“Widespread copyright infringement is like a generational shift and ignorance of existing law, similar to massive experimentation with illegal drugs in the 1960s,” says Stephen Witt, author of How Music Got Free: The End of an Industry, The Turn of the Century and the Patient Zero of Piracy. The book was named on the “Best of the Year” lists of The Washington Post, Forbes, Slate, The Atlantic, Financial Times and others.
The Ghost In The MP3 also known as modernist is an experiment by Ryan Patrick Maguire where he collects the bits of data that are erased during the MP3 and MP4 compression processes that make our files smaller and plays them back as a standalone file. This results in a hazy, ghostly audio and video of the discarded bits of data that are erased when a file is compressed that sounds and looks like it’s trapped in another dimension.
What would the world be like if we applied the DRM concept of access control technology – that has become so popularly applied [and hated] to digital music for instance, to other everyday things?

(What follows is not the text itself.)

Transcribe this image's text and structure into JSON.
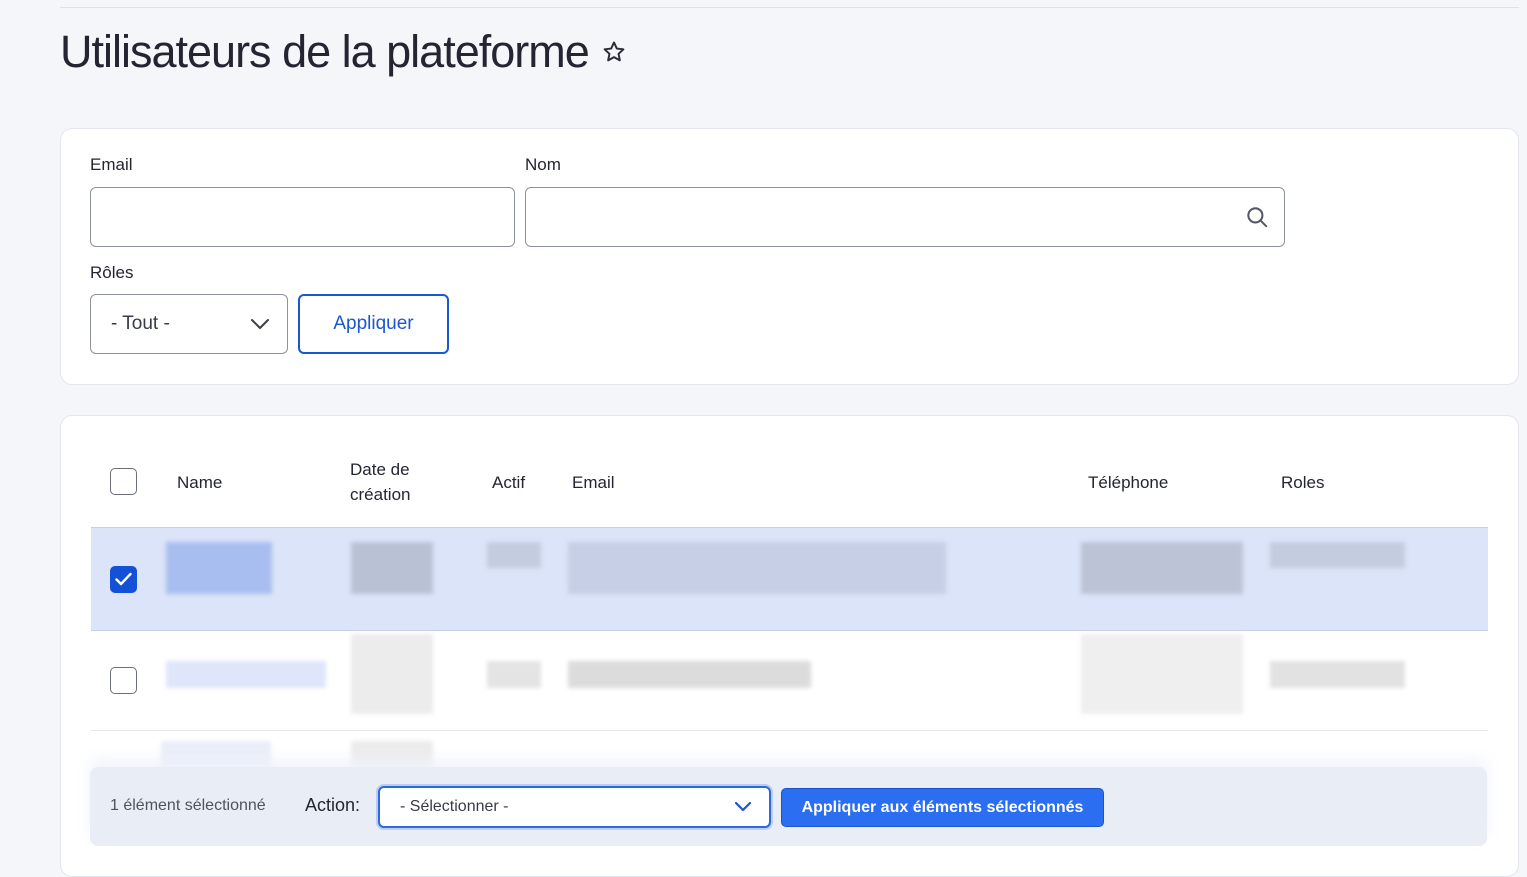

The IFPI [International Federation of the Phonographic Industry] has released a new report the finds that in 2012, the global music industry experienced it’s first rise in revenues since 1999. Although it’s not much of an increase, just 0.3 percent, the news of increased profits has been long overdue – 13 years in the making.

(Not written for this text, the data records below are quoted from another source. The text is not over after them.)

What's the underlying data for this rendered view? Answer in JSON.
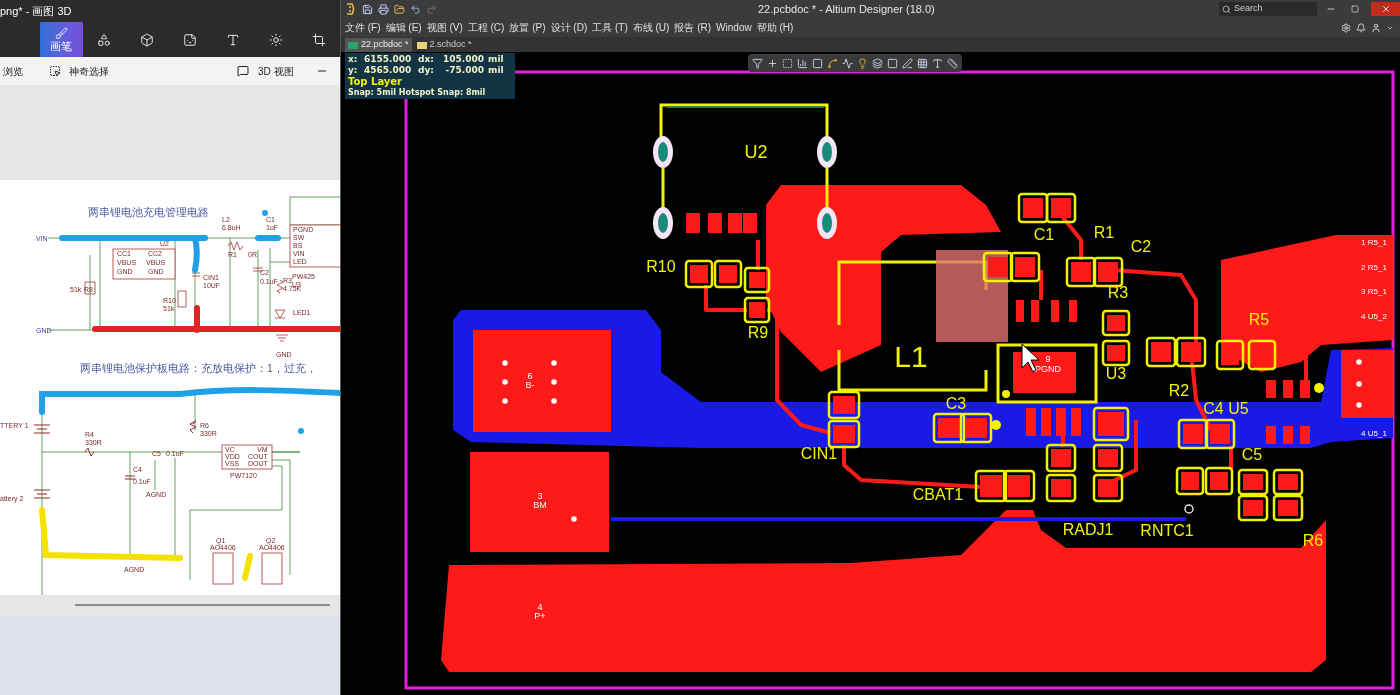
{
  "paint": {
    "title": "png* - 画图 3D",
    "tools": [
      {
        "label": "画笔",
        "selected": true
      },
      {
        "selected": false
      },
      {
        "selected": false
      },
      {
        "selected": false
      },
      {
        "selected": false
      },
      {
        "selected": false
      },
      {
        "selected": false
      }
    ],
    "actions": [
      {
        "label": "浏览"
      },
      {
        "label": "神奇选择"
      },
      {
        "label": "3D 视图"
      }
    ],
    "schematic": {
      "titles": [
        "两串锂电池充电管理电路",
        "两串锂电池保护板电路：充放电保护：1，过充，"
      ],
      "labels": [
        "VIN",
        "GND",
        "L2",
        "6.8uH",
        "C1",
        "1uF",
        "R1",
        "0R",
        "U2",
        "CC1",
        "CC2",
        "VBUS",
        "VBUS",
        "GND",
        "GND",
        "51k",
        "R8",
        "CIN1",
        "10UF",
        "C2",
        "0.1uF",
        "R3",
        "4.75K",
        "LED1",
        "R10",
        "51k",
        "GND",
        "PGND",
        "SW",
        "BS",
        "VIN",
        "LED",
        "PW425",
        "U3",
        "TTERY 1",
        "attery 2",
        "R4",
        "330R",
        "R6",
        "330R",
        "C4",
        "0.1uF",
        "C5",
        "0.1uF",
        "VC",
        "VDD",
        "VSS",
        "VM",
        "COUT",
        "DOUT",
        "PW7120",
        "AGND",
        "AGND",
        "Q1",
        "AO4406",
        "Q2",
        "AO4406"
      ]
    }
  },
  "altium": {
    "title": "22.pcbdoc * - Altium Designer (18.0)",
    "search": {
      "placeholder": "Search"
    },
    "menus": [
      "文件 (F)",
      "编辑 (E)",
      "视图 (V)",
      "工程 (C)",
      "放置 (P)",
      "设计 (D)",
      "工具 (T)",
      "布线 (U)",
      "报告 (R)",
      "Window",
      "帮助 (H)"
    ],
    "tabs": [
      {
        "label": "22.pcbdoc *",
        "selected": true
      },
      {
        "label": "2.schdoc *",
        "selected": false
      }
    ],
    "hud": {
      "rows": [
        {
          "axis": "x:",
          "value": "6155.000",
          "delta_label": "dx:",
          "delta": "105.000",
          "unit": "mil"
        },
        {
          "axis": "y:",
          "value": "4565.000",
          "delta_label": "dy:",
          "delta": "-75.000",
          "unit": "mil"
        }
      ],
      "layer": "Top Layer",
      "snap": "Snap: 5mil Hotspot Snap: 8mil"
    },
    "pcb": {
      "designators": [
        "U2",
        "C1",
        "R1",
        "C2",
        "R10",
        "R3",
        "R9",
        "L1",
        "U3",
        "R5",
        "R2",
        "C4 U5",
        "C3",
        "CIN1",
        "C5",
        "CBAT1",
        "RADJ1",
        "RNTC1",
        "R6"
      ],
      "pad_labels": [
        "6",
        "B-",
        "3",
        "BM",
        "4",
        "P+",
        "9",
        "PGND",
        "1 R5_1",
        "2 R5_1",
        "3 R5_1",
        "4 U5_2",
        "4 U5_1"
      ]
    }
  }
}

Over 1.65 billion music purchases took place in the U.S. in 2012, an all time high according to a new report just released from Nielsen and Billboard. Physical albums, digital albums and digital songs accounted for the sales figures which are up overall 3.1% from 2011.
Enter the world of online music, see this graphical breakdown with some stats of the music industry’s current ecosystem to help put some things in perspective. For instance, did you know the iTunes store has 20 million tracks for sale?